▶ _WORKING DATA_:
-- -- --

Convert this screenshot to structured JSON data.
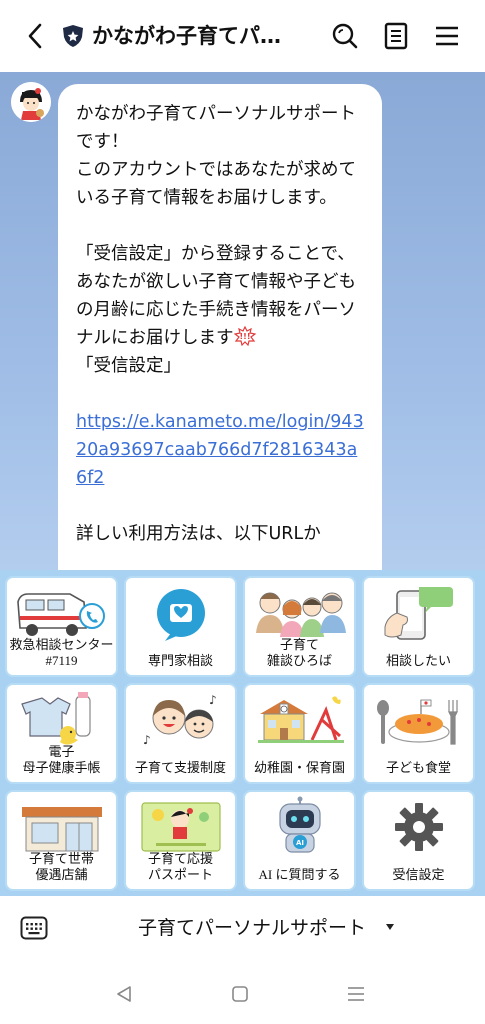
{
  "header": {
    "title": "かながわ子育てパ…",
    "icons": [
      "back-arrow-icon",
      "shield-icon",
      "search-icon",
      "notes-icon",
      "menu-icon"
    ]
  },
  "message": {
    "paragraph1": "かながわ子育てパーソナルサポートです！\nこのアカウントではあなたが求めている子育て情報をお届けします。",
    "paragraph2": "「受信設定」から登録することで、あなたが欲しい子育て情報や子どもの月齢に応じた手続き情報をパーソナルにお届けします",
    "paragraph2_tail": "「受信設定」",
    "link": "https://e.kanameto.me/login/94320a93697caab766d7f2816343a6f2",
    "cut_off": "詳しい利用方法は、以下URLか"
  },
  "rich_menu": {
    "items": [
      {
        "label": "救急相談センター\n#7119",
        "icon": "ambulance-icon"
      },
      {
        "label": "専門家相談",
        "icon": "heart-chat-icon"
      },
      {
        "label": "子育て\n雑談ひろば",
        "icon": "family-group-icon"
      },
      {
        "label": "相談したい",
        "icon": "phone-chat-icon"
      },
      {
        "label": "電子\n母子健康手帳",
        "icon": "baby-items-icon"
      },
      {
        "label": "子育て支援制度",
        "icon": "children-icon"
      },
      {
        "label": "幼稚園・保育園",
        "icon": "kindergarten-icon"
      },
      {
        "label": "子ども食堂",
        "icon": "omurice-icon"
      },
      {
        "label": "子育て世帯\n優遇店舗",
        "icon": "shop-icon"
      },
      {
        "label": "子育て応援\nパスポート",
        "icon": "passport-card-icon"
      },
      {
        "label": "AI に質問する",
        "icon": "robot-icon"
      },
      {
        "label": "受信設定",
        "icon": "gear-icon"
      }
    ]
  },
  "bottom_bar": {
    "menu_name": "子育てパーソナルサポート"
  },
  "colors": {
    "chat_bg": "#9fbde6",
    "menu_bg": "#a9d2f2",
    "link": "#3b6fd6",
    "cell_border": "#b7dcf5",
    "accent_teal": "#2a9fd6"
  }
}
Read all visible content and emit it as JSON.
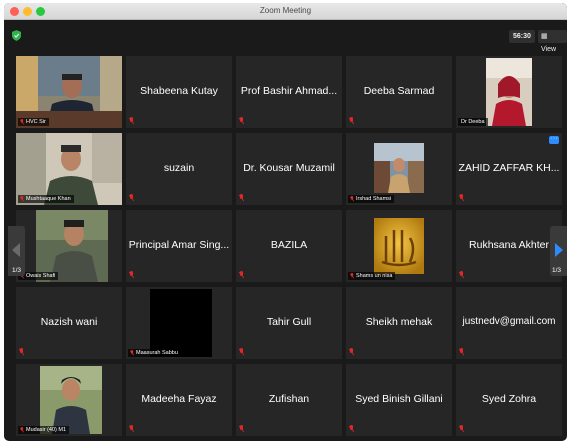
{
  "window": {
    "title": "Zoom Meeting"
  },
  "topbar": {
    "timer": "56:30",
    "view_label": "View",
    "view_icon": "grid-icon",
    "security_icon": "shield-icon"
  },
  "pagination": {
    "left": "1/3",
    "right": "1/3"
  },
  "colors": {
    "active_speaker": "#8cd24a",
    "muted": "#e02828",
    "tile_bg": "#262626",
    "accent": "#2d8cff"
  },
  "participants": [
    {
      "name": "HVC Sir",
      "video": true
    },
    {
      "name": "Shabeena Kutay"
    },
    {
      "name": "Prof Bashir Ahmad..."
    },
    {
      "name": "Deeba Sarmad"
    },
    {
      "name": "Dr Deeba",
      "video": true
    },
    {
      "name": "Mushtaaque Khan",
      "video": true
    },
    {
      "name": "suzain"
    },
    {
      "name": "Dr. Kousar Muzamil"
    },
    {
      "name": "Irshad Shamsi",
      "video": true
    },
    {
      "name": "ZAHID ZAFFAR KH..."
    },
    {
      "name": "Owais Shafi",
      "video": true
    },
    {
      "name": "Principal Amar Sing..."
    },
    {
      "name": "BAZILA"
    },
    {
      "name": "Shams un nisa",
      "video": true
    },
    {
      "name": "Rukhsana Akhter"
    },
    {
      "name": "Nazish wani"
    },
    {
      "name": "Maasurah Sabbu",
      "video": true
    },
    {
      "name": "Tahir Gull"
    },
    {
      "name": "Sheikh mehak"
    },
    {
      "name": "justnedv@gmail.com"
    },
    {
      "name": "Mudasir (40) M1",
      "video": true
    },
    {
      "name": "Madeeha Fayaz"
    },
    {
      "name": "Zufishan"
    },
    {
      "name": "Syed Binish Gillani"
    },
    {
      "name": "Syed Zohra"
    }
  ]
}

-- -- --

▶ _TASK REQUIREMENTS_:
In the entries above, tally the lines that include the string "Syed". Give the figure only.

▶ _THE COMPLETED TASK_:
2